Mussels get cooked in the waters of Northern California during July heatwave

Global Business

Recent heatwaves across America and Europe have resulted in sweltering conditions and even several deaths. But it’s also taking a toll on other ecosystems such as sea life. CGTN’s Mark Niu reports.

During the June heat wave, Jackie Sones, research coordinator at the University of California-Davis Bodega Marine Reserve, set out to conduct research at Bodega Bay on the northern California coast.

But to her surprise, she found massive amounts of mussels cooked in their shells.

“Noticed hundreds of dead mussels right away and then I kept continuing along the shoreline and realized there was a very significant event. There were tens of thousands of muscles that had died,“ Sones said. “It’s very rare to see mortality or die-off from muscles from hot air temperatures. But this mortality event is more significant than anything we’ve seen before.”

A month later, as she walks on the coast there’s a clear and constant crunching sound.
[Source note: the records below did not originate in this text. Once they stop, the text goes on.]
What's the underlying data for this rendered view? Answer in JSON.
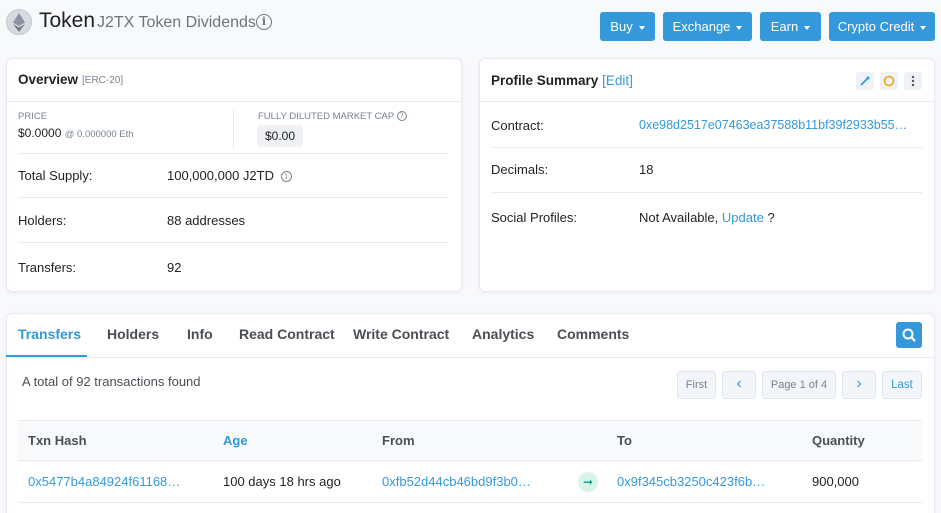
{
  "header": {
    "title": "Token",
    "subtitle": "J2TX Token Dividends",
    "buttons": [
      {
        "label": "Buy"
      },
      {
        "label": "Exchange"
      },
      {
        "label": "Earn"
      },
      {
        "label": "Crypto Credit"
      }
    ]
  },
  "overview": {
    "title": "Overview",
    "standard": "[ERC-20]",
    "price_label": "PRICE",
    "price_value": "$0.0000",
    "price_eth": "@ 0.000000 Eth",
    "market_cap_label": "FULLY DILUTED MARKET CAP",
    "market_cap_value": "$0.00",
    "total_supply_label": "Total Supply:",
    "total_supply_value": "100,000,000 J2TD",
    "holders_label": "Holders:",
    "holders_value": "88 addresses",
    "transfers_label": "Transfers:",
    "transfers_value": "92"
  },
  "profile": {
    "title": "Profile Summary",
    "edit": "[Edit]",
    "contract_label": "Contract:",
    "contract_value": "0xe98d2517e07463ea37588b11bf39f2933b55…",
    "decimals_label": "Decimals:",
    "decimals_value": "18",
    "social_label": "Social Profiles:",
    "social_value": "Not Available,",
    "social_link": "Update",
    "social_q": "?"
  },
  "tabs": [
    {
      "label": "Transfers"
    },
    {
      "label": "Holders"
    },
    {
      "label": "Info"
    },
    {
      "label": "Read Contract"
    },
    {
      "label": "Write Contract"
    },
    {
      "label": "Analytics"
    },
    {
      "label": "Comments"
    }
  ],
  "transfers": {
    "summary": "A total of 92 transactions found",
    "pagination": {
      "first": "First",
      "prev": "‹",
      "page": "Page 1 of 4",
      "next": "›",
      "last": "Last"
    },
    "columns": {
      "hash": "Txn Hash",
      "age": "Age",
      "from": "From",
      "to": "To",
      "quantity": "Quantity"
    },
    "rows": [
      {
        "hash": "0x5477b4a84924f61168…",
        "age": "100 days 18 hrs ago",
        "from": "0xfb52d44cb46bd9f3b0…",
        "to": "0x9f345cb3250c423f6b…",
        "quantity": "900,000"
      }
    ]
  },
  "colors": {
    "accent": "#3498db",
    "success": "#00a186"
  }
}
That’s an indication there are lots of dead mussels.

Sones said roughly 30 percent of the mussels died in two parts of the Bodega Bay Marine Reserve. They’ve also found anecdotal evidence of similar die-offs in other parts along the coast including an hour south in San Francisco.

The heat, a midday low tide and an uncharacteristic lack of cloud coverage formed a recipe for disaster.

Sones hands me a thermocouple temperature-measuring device to use on this typical summer day. It’s a cool 15 degrees Celsius.

But when I touch the wire against a mussel’s shell, it immediately rises to more than 27 degrees Celsius. The temperature difference between the air and the shell is great.

“Was this due to climate change’s effect on the jet stream? Cannot really tell. But the likelihood of this occurring seems to be increasing,” said John Largier, Professor of Oceanography at the University of California-Davis. “So if that is the case then climate change will make this sort of event happen more often than it used to. Maybe it used to happen once every 100 years, now it may happen every ten years.”

Largier said the die-off at Bodega Bay is probably representative of a much broader phenomenon that could result in long-term effects.

“The mussel bed itself is like a habitat and it can take a long time to establish,” said Largier. “Secondly, if all the adult mussels die there’s going to be very few babies, very few reproduction of future generations and that will take time to recover.”

Sones points out that mussels are a foundation species.

“They are providing habitat for hundreds of other animals. So a loss of the mussel bed community indicates a loss to the hundreds of other animals throughout the mussel bed,” said Sones. “A loss of mussels could impact snails, crabs, worms, sea anemones, sea cucumbers. There are over 300 species that live within the mussel bed community.”

Researchers said the die-off is far greater than anything they’ve recorded in at least 15 years. They said more research is still needed to understand what’s putting mussels under such extreme conditions.